While you most certainly can and become stronger by prioritizing the WOD, that isn’t the goal. The primary role of the WOD is metabolic conditioning – not strength accumulation. The time and place to increase strength is during separate, dedicated strength training.
You’ll never obtain the strength you’re after if you don’t lift heavy. If you are front squatting for a 5RM and you never get to a weight where the 4th and 5th rep were a grind, then you aren’t lifting heavy. Every time you fail to lift heavy, you leave a lot of progress on the table.
Work on Your Goats
A “goat” is an exercise you dislike doing, or a movement you’re weak at.
Sometimes your inability to perform a workout as Rx has nothing to do with the weight prescribed, but the movement itself. You’ll always scale handstand push-ups if you never practice just getting into a handstand.
Maybe doing them makes you nervous, or you just struggle with them, and therefore they aren’t much fun… whatever the case, if going Rx is something you really want, then tackling these “goats” should be a priority. A great time to work on your goats are during your warm-up or on an off day.
Quit Going Rx
Last but not least, going RX when you’re not ready to do so is only hurting you. Sometimes I wish there wasn’t even such thing as “Rx”, as it can be the cause of many headaches while coaching. Why do we prescribe Rx weights anyway?
- Having an “Rx” keeps a lot of athletes motivated. It gives them something to strive for, something to accomplish, and satisfaction when completed, knowing you performed the workout exactly as it was intended to be performed.
- It makes some athletes feel like they aren’t getting a good workout when scaled. This is far from the truth. With the exception of a few genetic freaks, everyone scaled at one point; it’s how you get better.
- Rx can have the inverse effect and be a motivation-killer. If you are a guy and can’t perform the WOD using the prescribed women’s weight, it can surely mess with your ego.
What To Do About It
It’s easy to fall into the “Rx trap” – that feeling that you need to do it Rx or you’re not really working out, or that you shouldn’t be proud of yourself.
The fact of the matter is that regardless of what the Rx is, you should pick weights and scale in such a way that it challenges YOU. Everyone is different, and everyone is at a different point in their fitness journey.
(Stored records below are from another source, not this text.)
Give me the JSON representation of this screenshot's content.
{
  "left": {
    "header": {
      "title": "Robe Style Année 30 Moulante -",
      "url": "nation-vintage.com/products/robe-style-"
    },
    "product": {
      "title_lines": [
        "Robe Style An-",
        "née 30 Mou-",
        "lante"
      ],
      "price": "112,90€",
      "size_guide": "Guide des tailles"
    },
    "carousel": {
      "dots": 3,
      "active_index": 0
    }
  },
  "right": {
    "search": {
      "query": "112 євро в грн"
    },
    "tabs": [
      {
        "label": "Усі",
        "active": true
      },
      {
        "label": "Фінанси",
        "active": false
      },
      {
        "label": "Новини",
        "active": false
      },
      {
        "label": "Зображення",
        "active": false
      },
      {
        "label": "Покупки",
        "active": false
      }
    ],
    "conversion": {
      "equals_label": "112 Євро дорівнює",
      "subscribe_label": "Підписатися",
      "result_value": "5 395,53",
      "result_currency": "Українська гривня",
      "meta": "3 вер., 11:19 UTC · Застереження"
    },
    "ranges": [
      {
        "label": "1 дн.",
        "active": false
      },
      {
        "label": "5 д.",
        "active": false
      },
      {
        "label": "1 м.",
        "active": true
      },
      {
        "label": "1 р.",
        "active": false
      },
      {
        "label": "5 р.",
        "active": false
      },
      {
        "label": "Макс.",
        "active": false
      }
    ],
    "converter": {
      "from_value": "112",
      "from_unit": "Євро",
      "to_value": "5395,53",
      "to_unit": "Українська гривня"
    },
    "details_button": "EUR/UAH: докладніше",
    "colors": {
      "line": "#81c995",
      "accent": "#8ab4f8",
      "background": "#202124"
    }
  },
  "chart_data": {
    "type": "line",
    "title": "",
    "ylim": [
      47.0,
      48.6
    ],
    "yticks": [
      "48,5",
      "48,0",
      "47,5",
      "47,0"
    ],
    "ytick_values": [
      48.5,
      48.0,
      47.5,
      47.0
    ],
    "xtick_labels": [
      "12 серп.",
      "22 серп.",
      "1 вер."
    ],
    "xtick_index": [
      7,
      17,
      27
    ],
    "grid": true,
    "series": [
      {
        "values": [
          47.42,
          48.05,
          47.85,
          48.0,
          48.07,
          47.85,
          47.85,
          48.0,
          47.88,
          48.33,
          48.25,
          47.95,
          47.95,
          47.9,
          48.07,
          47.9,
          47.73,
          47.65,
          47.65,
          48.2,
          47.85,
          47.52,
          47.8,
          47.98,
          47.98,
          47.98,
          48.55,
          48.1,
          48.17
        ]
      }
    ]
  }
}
Priority #1 should be safety (your technique). If you can’t perform a movement/lift a certain amount weight with good technique, then you should scale. Seriously!
Priority #2 is consistency. Can you maintain good technique for multiple reps? If not, you may need to scale.
Finally, priority #3 is intensity. If you find yourself continually putting down the weight or stopping, then you should be scaling. Select a weight and modification that allows you to stay moving. Your conditioning will greatly improve this way.
Going Rx with bad form is only a quick road to injury and no progress, and stopping after every other rep is really counter productive to the entire purpose of metabolic conditioning. Don’t be “that guy”.
As I mentioned earlier, we get stronger doing separate strength training, and we do our conditioning during the WOD, so don’t look at scaling during the WOD as a missed opportunity to get stronger.
By focusing on lifting heavy every chance you get, working on your “goats,” and scaling appropriately, going Rx is most certainly in your future!
If you are interested in awesome podcasts check out Barbell Shrugged.
Latest posts by Eat To Perform (see all)
- Eat To Perform From Beginning to End & Why Your Training Should Match Your Goals - September 16, 2017
- Why Dieting IS NOT The Answer by Brad Dieter, PhD - August 29, 2017
- What To Expect When You’re Expecting (Fat Loss) by Mike Millner - May 5, 2017